Runestad’s career is taking place in a wide-open time for music and all the arts, he said.
“I think we’re in a really exciting time when it comes to art in that there’s a lot of freedom. We have unlimited access to all kinds of different music, of different visual art, of film, through the Internet, and that has really had an impact on what we see as available,” Runestad said.
“So when I’m thinking about my composer toolkit, I have a lot of different styles that I can use. And it doesn’t necessarily seem like ‘Oh, he’s trying to write that,’ or ‘He’s part of this school,’” he said. “I feel like we’re moving beyond schools … I feel like I’m writing in a time where there’s a lot of acceptance of different kinds of music.”
Which can actually make a composer’s job a little harder.
“Now when we have so many different things we can use … we have so many choices, that sometimes it’s hard to choose. It’s like when you go to the store, and you see 15 different kinds of ketchup. Which one do you choose? Versus, I go to the store and get the ketchup,” he said.
After coming to Miami for The Hope of Loving premiere, Runestad heads to a residency in Kentucky, and also will hear two performances in Dayton, Ohio, next month of his largest work, Dreams of the Fallen, a choral symphony-piano concerto based on writings by a veteran of the Iraq War that premiered in New Orleans in 2013. He’ll also be working on two college choir commissions.
For now, Runestad hopes listeners this week will approach his newest piece in a spirit of discovery.
“I usually don’t like to dictate too much as far as what I want people to hear. But what I do hope is that they will listen with an open mind, with open ears, and remove any sort of preconceived notion of what they want to get out of it,” he said. “And just be open to the experience while they’re there, and what the words might say to them, and what the music might say to them.”

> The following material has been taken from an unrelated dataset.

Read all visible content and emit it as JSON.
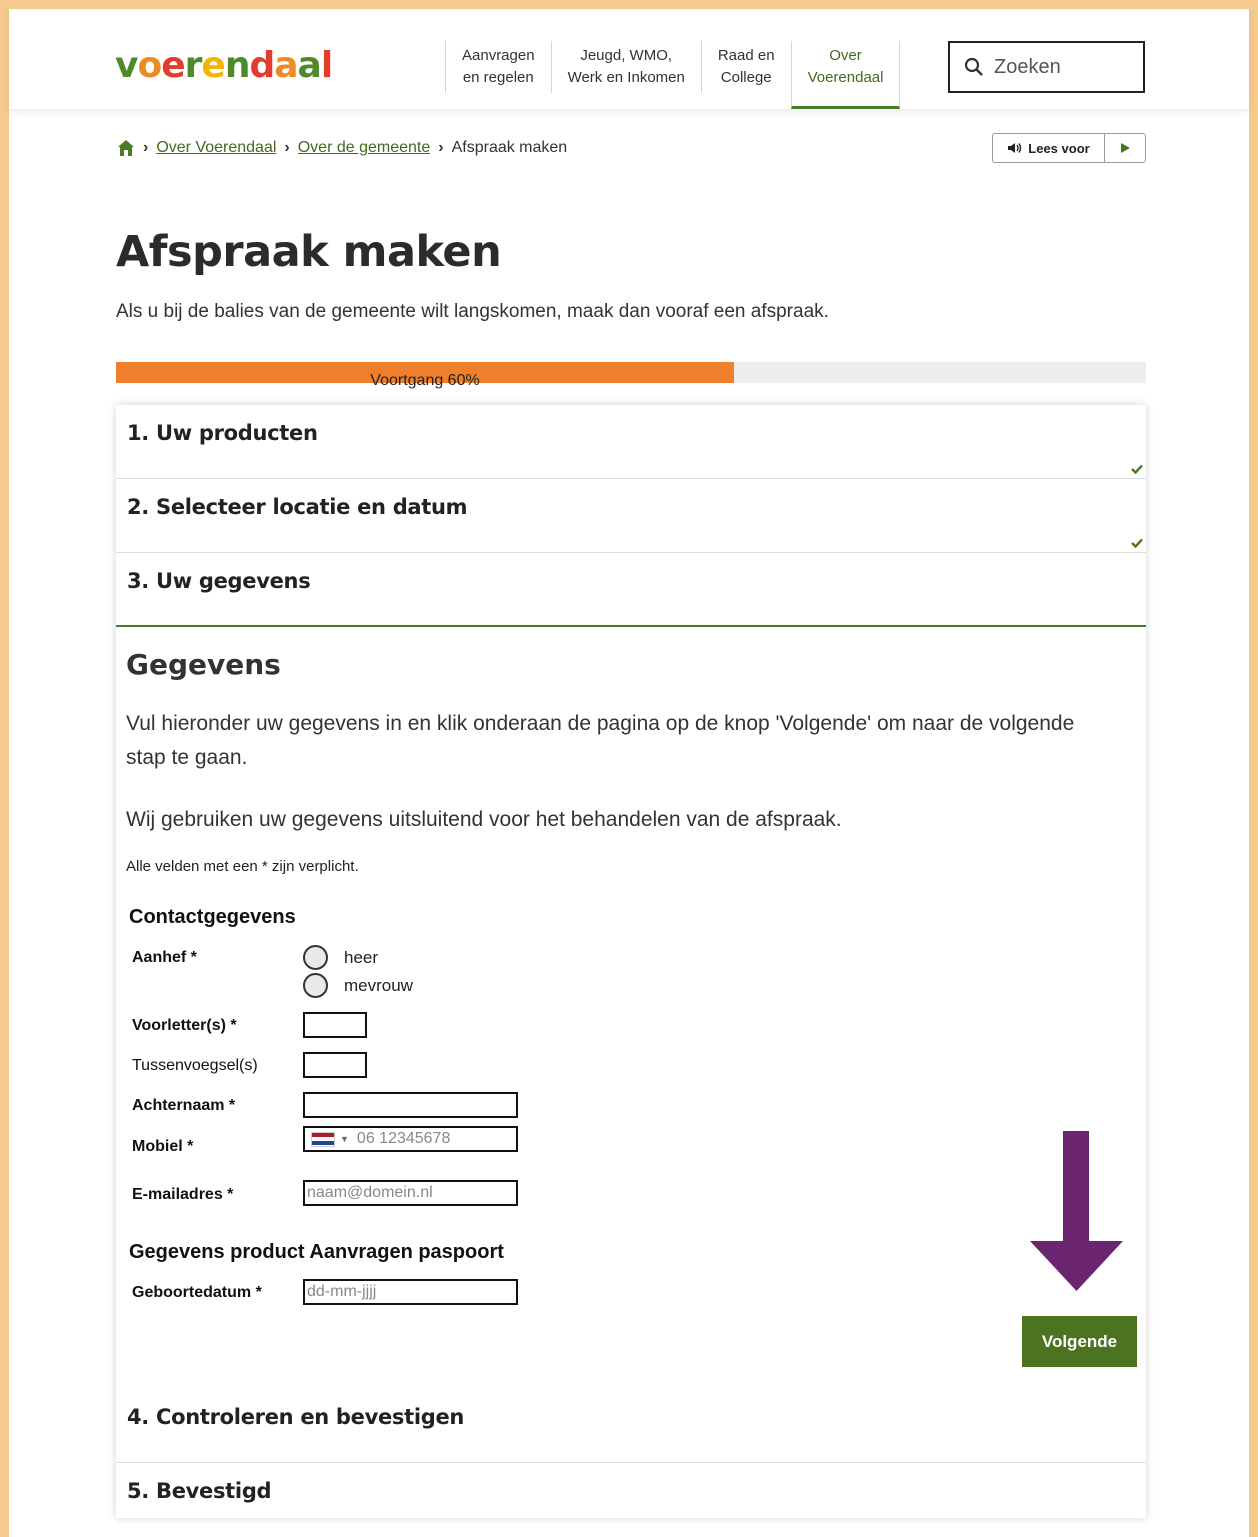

Seraphic Fire will perform its opening concert five times, from Wednesday through Sunday, Oct. 18. The program will be performed at 7:30 p.m. Wednesday in St. Sophia Cathedral, Miami; 7:30 p.m. Thursday in Moorings Presbyterian Church, Naples; 7:30 p.m. Friday in St. Philip’s Episcopal, Coral Gables; 8 p.m. Saturday in All Saints Episcopal, Fort Lauderdale; and at 4 p.m. Sunday in All Souls Episcopal, Miami Beach. Call 305-285-9060 or visit seraphicfire.org.